Honolulu police call them the eyes and ears of the department, and they help make officers better.
Citizens patrol groups are trained members of the community. This type of law enforcement volunteer walks through the neighborhood and reports back to police about things officers might otherwise miss.
The Honolulu Police Department says it is always recruiting.
Different from a neighborhood watch, citizens patrols are trained through the department and are distinguished by their brightly colored shirts.
Mildred Chieko Toyama is 92 years old. Years ago, someone convinced her to join a citizens patrol.
“I see this group come in every, once a week walking around, so one of the guys said, ‘Mildred why don’t you join us?’ Okay, for exercise,” she admitted.
Toyama says it became more than exercise. She enjoyed helping the community.
“Do you think it keeps the community safe, doing what you do?” KHON2 asked.
“Yes, and we’re supposed to. Isn’t that right, officer?” replied Toyama as she looked at Sgt. Deric Valoroso with the Honolulu Police Department.
Valoroso supervises District 1’s Community Policing Team, which covers the downtown Honolulu area from Liliha Street to Punahou Street, and from Round Top Drive to Ala Moana beach.
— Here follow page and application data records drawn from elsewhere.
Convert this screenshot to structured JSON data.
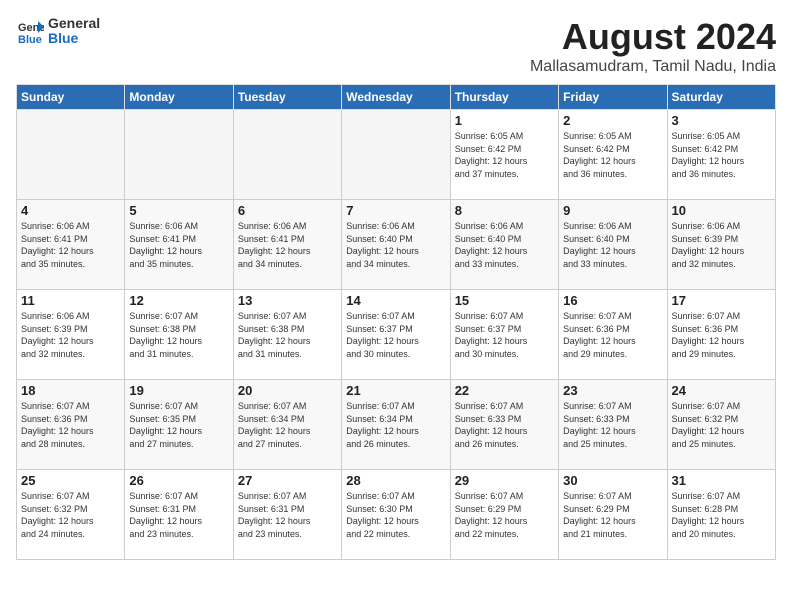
{
  "header": {
    "logo_general": "General",
    "logo_blue": "Blue",
    "title": "August 2024",
    "subtitle": "Mallasamudram, Tamil Nadu, India"
  },
  "days_of_week": [
    "Sunday",
    "Monday",
    "Tuesday",
    "Wednesday",
    "Thursday",
    "Friday",
    "Saturday"
  ],
  "weeks": [
    [
      {
        "day": "",
        "info": ""
      },
      {
        "day": "",
        "info": ""
      },
      {
        "day": "",
        "info": ""
      },
      {
        "day": "",
        "info": ""
      },
      {
        "day": "1",
        "info": "Sunrise: 6:05 AM\nSunset: 6:42 PM\nDaylight: 12 hours\nand 37 minutes."
      },
      {
        "day": "2",
        "info": "Sunrise: 6:05 AM\nSunset: 6:42 PM\nDaylight: 12 hours\nand 36 minutes."
      },
      {
        "day": "3",
        "info": "Sunrise: 6:05 AM\nSunset: 6:42 PM\nDaylight: 12 hours\nand 36 minutes."
      }
    ],
    [
      {
        "day": "4",
        "info": "Sunrise: 6:06 AM\nSunset: 6:41 PM\nDaylight: 12 hours\nand 35 minutes."
      },
      {
        "day": "5",
        "info": "Sunrise: 6:06 AM\nSunset: 6:41 PM\nDaylight: 12 hours\nand 35 minutes."
      },
      {
        "day": "6",
        "info": "Sunrise: 6:06 AM\nSunset: 6:41 PM\nDaylight: 12 hours\nand 34 minutes."
      },
      {
        "day": "7",
        "info": "Sunrise: 6:06 AM\nSunset: 6:40 PM\nDaylight: 12 hours\nand 34 minutes."
      },
      {
        "day": "8",
        "info": "Sunrise: 6:06 AM\nSunset: 6:40 PM\nDaylight: 12 hours\nand 33 minutes."
      },
      {
        "day": "9",
        "info": "Sunrise: 6:06 AM\nSunset: 6:40 PM\nDaylight: 12 hours\nand 33 minutes."
      },
      {
        "day": "10",
        "info": "Sunrise: 6:06 AM\nSunset: 6:39 PM\nDaylight: 12 hours\nand 32 minutes."
      }
    ],
    [
      {
        "day": "11",
        "info": "Sunrise: 6:06 AM\nSunset: 6:39 PM\nDaylight: 12 hours\nand 32 minutes."
      },
      {
        "day": "12",
        "info": "Sunrise: 6:07 AM\nSunset: 6:38 PM\nDaylight: 12 hours\nand 31 minutes."
      },
      {
        "day": "13",
        "info": "Sunrise: 6:07 AM\nSunset: 6:38 PM\nDaylight: 12 hours\nand 31 minutes."
      },
      {
        "day": "14",
        "info": "Sunrise: 6:07 AM\nSunset: 6:37 PM\nDaylight: 12 hours\nand 30 minutes."
      },
      {
        "day": "15",
        "info": "Sunrise: 6:07 AM\nSunset: 6:37 PM\nDaylight: 12 hours\nand 30 minutes."
      },
      {
        "day": "16",
        "info": "Sunrise: 6:07 AM\nSunset: 6:36 PM\nDaylight: 12 hours\nand 29 minutes."
      },
      {
        "day": "17",
        "info": "Sunrise: 6:07 AM\nSunset: 6:36 PM\nDaylight: 12 hours\nand 29 minutes."
      }
    ],
    [
      {
        "day": "18",
        "info": "Sunrise: 6:07 AM\nSunset: 6:36 PM\nDaylight: 12 hours\nand 28 minutes."
      },
      {
        "day": "19",
        "info": "Sunrise: 6:07 AM\nSunset: 6:35 PM\nDaylight: 12 hours\nand 27 minutes."
      },
      {
        "day": "20",
        "info": "Sunrise: 6:07 AM\nSunset: 6:34 PM\nDaylight: 12 hours\nand 27 minutes."
      },
      {
        "day": "21",
        "info": "Sunrise: 6:07 AM\nSunset: 6:34 PM\nDaylight: 12 hours\nand 26 minutes."
      },
      {
        "day": "22",
        "info": "Sunrise: 6:07 AM\nSunset: 6:33 PM\nDaylight: 12 hours\nand 26 minutes."
      },
      {
        "day": "23",
        "info": "Sunrise: 6:07 AM\nSunset: 6:33 PM\nDaylight: 12 hours\nand 25 minutes."
      },
      {
        "day": "24",
        "info": "Sunrise: 6:07 AM\nSunset: 6:32 PM\nDaylight: 12 hours\nand 25 minutes."
      }
    ],
    [
      {
        "day": "25",
        "info": "Sunrise: 6:07 AM\nSunset: 6:32 PM\nDaylight: 12 hours\nand 24 minutes."
      },
      {
        "day": "26",
        "info": "Sunrise: 6:07 AM\nSunset: 6:31 PM\nDaylight: 12 hours\nand 23 minutes."
      },
      {
        "day": "27",
        "info": "Sunrise: 6:07 AM\nSunset: 6:31 PM\nDaylight: 12 hours\nand 23 minutes."
      },
      {
        "day": "28",
        "info": "Sunrise: 6:07 AM\nSunset: 6:30 PM\nDaylight: 12 hours\nand 22 minutes."
      },
      {
        "day": "29",
        "info": "Sunrise: 6:07 AM\nSunset: 6:29 PM\nDaylight: 12 hours\nand 22 minutes."
      },
      {
        "day": "30",
        "info": "Sunrise: 6:07 AM\nSunset: 6:29 PM\nDaylight: 12 hours\nand 21 minutes."
      },
      {
        "day": "31",
        "info": "Sunrise: 6:07 AM\nSunset: 6:28 PM\nDaylight: 12 hours\nand 20 minutes."
      }
    ]
  ]
}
There are 51 citizens patrols in this district.
“They help us to deter simple things that seem to be growing lately, like any problem we have that we don’t have time to look at,” said Valoroso. “Not enough parking in the area, because people are parking illegally. They can report it to us. We research it and see what we can do about that.”
Valoroso says citizens patrols helped shed light on things like uneven sidewalks, broken lights, and abandoned vehicles in the neighborhood.
“Every district has a community policing team. Those are the people to contact to try and start one in your community,” explained Valoroso.
He says in District 1, most of the citizens patrols are made up of kupuna.
“It would be nice to have a younger view of what’s going on in the community. That generation views things differently than I do. They’re the ones living in the community. They are our future. They need to make changes and adjustments to their future by helping us out,” said Valoroso.
But he’s quick to point out that doesn’t make kupuna, like Mildred, any less helpful to the department.
“Join and have fun and see around what’s going around the place,” he said.Click here for more information on starting or joining a citizens patrol.